In the summer, it just isn’t dark at all. I have often hung the washing out at eleven at night, thinking, ‘Its light, so why not? Accompanied by the peculiar sound of the snipe drumming, and the divers looning, it sometimes feels like a different planet altogether. A better one.
In February 2018 Daryll started building An Glowgie. We had designed it (by candle light) on a winter’s evening the year before. We designed a bigger version of the Byre, with windows positioned to passively heat the house, and show us our gorgeous mountain and sea views. In reality it was a bigger project than we intended, and very daunting indeed. Daryll took 6 weeks unpaid leave to give himself a head start, but weather and delays in ground work put paid to at least 2 of those. For the following 2 years we both poured all of our might and determination into building it, alongside our full time jobs. Surfing and friendships suffered. In the end, Daryll had to stop working as ranger to get it completed. It has been the best and worst thing we have ever done.
As I write, it is February 2020. We are finally in the position we have been dreaming of, and working towards. We are now ready to start our own business, Wild Harris. If you have read all the way through to here, you must come and stay!
Our life here on Harris has been a huge learning curve. I have learned to coach sea-kayaking and climbing, as part of my job managing the community owned outdoor centre www.scaladale-centre.co.uk. We are both now mountain bike guides and mountain leaders. Daryll has a kind of innate, inbuilt knowledge of birds and marine life which I find jaw dropping, but it is actually rubbing off on me a wee bit! We have both learned so much about the machair flowers and other amazing flora and fauna of the islands, through our work, and we love sharing and increasing this new knowledge. I get to share it with the young folk and tourists who stay at www.scaladale-centre.co.uk and Daryll is just a natural ranger; never happier than when he is showing people the wildlife and explaining its behaviour to visitors, who are always fascinated.
We now have a lot to offer. Our Byre is not the most luxurious self catering on Harris, but it is cosy, comfortable, and it has ELECTRICIY and RUNNING WATER! Even a hot shower and a real loo! If you are used to camping you will appreciate the luxury, as we do every single day! What Daryll really wants is to guide you to see wild life, tailoring a walk or hike to suit your ambitions. Wild Harris Adventures can also include sea kayaking, mountain biking, snorkelling, supported wild camping, and in conjunction with The Scaladale Centre we can arrange sea kayaking for larger groups and boat trips in Scaladale’s Pioneer, giving access to the remote shores of Loch Seaforth and a myriad of tiny islands and marilyns to bag.

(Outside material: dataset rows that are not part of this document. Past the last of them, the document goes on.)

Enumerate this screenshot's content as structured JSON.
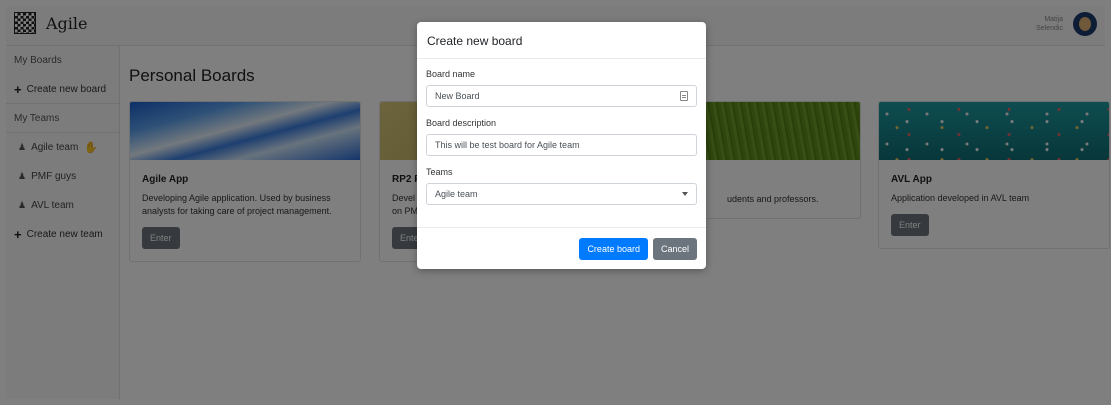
{
  "navbar": {
    "brand": "Agile",
    "user_first": "Matija",
    "user_last": "Selendic"
  },
  "sidebar": {
    "my_boards": "My Boards",
    "create_board": "Create new board",
    "my_teams": "My Teams",
    "teams": [
      {
        "label": "Agile team",
        "icon": "hand-icon"
      },
      {
        "label": "PMF guys"
      },
      {
        "label": "AVL team"
      }
    ],
    "create_team": "Create new team"
  },
  "main": {
    "title": "Personal Boards",
    "cards": [
      {
        "title": "Agile App",
        "text": "Developing Agile application. Used by business analysts for taking care of project management.",
        "button": "Enter"
      },
      {
        "title": "RP2 P",
        "text": "Devel on PM",
        "button": "Ente"
      },
      {
        "title": "",
        "text": "udents and professors.",
        "button": ""
      },
      {
        "title": "AVL App",
        "text": "Application developed in AVL team",
        "button": "Enter"
      }
    ]
  },
  "modal": {
    "title": "Create new board",
    "board_name_label": "Board name",
    "board_name_value": "New Board",
    "board_desc_label": "Board description",
    "board_desc_value": "This will be test board for Agile team",
    "teams_label": "Teams",
    "teams_value": "Agile team",
    "create_button": "Create board",
    "cancel_button": "Cancel"
  },
  "colors": {
    "primary": "#007bff",
    "secondary": "#6c757d",
    "overlay": "rgba(0,0,0,0.5)"
  }
}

During our leanest times we rely heavily on foraging for food, so, if you are interested, we can now share with you some of the secrets of lobster fishing, scallop diving, mackerel smoking etc. We can also source local venison and mutton with a little bit of notice.
This is our story so far. The next chapters include people like you, whether you are regular visitors to the Hebrides, or first timers. You are going to get hooked and love it as much as we do. Please get in touch.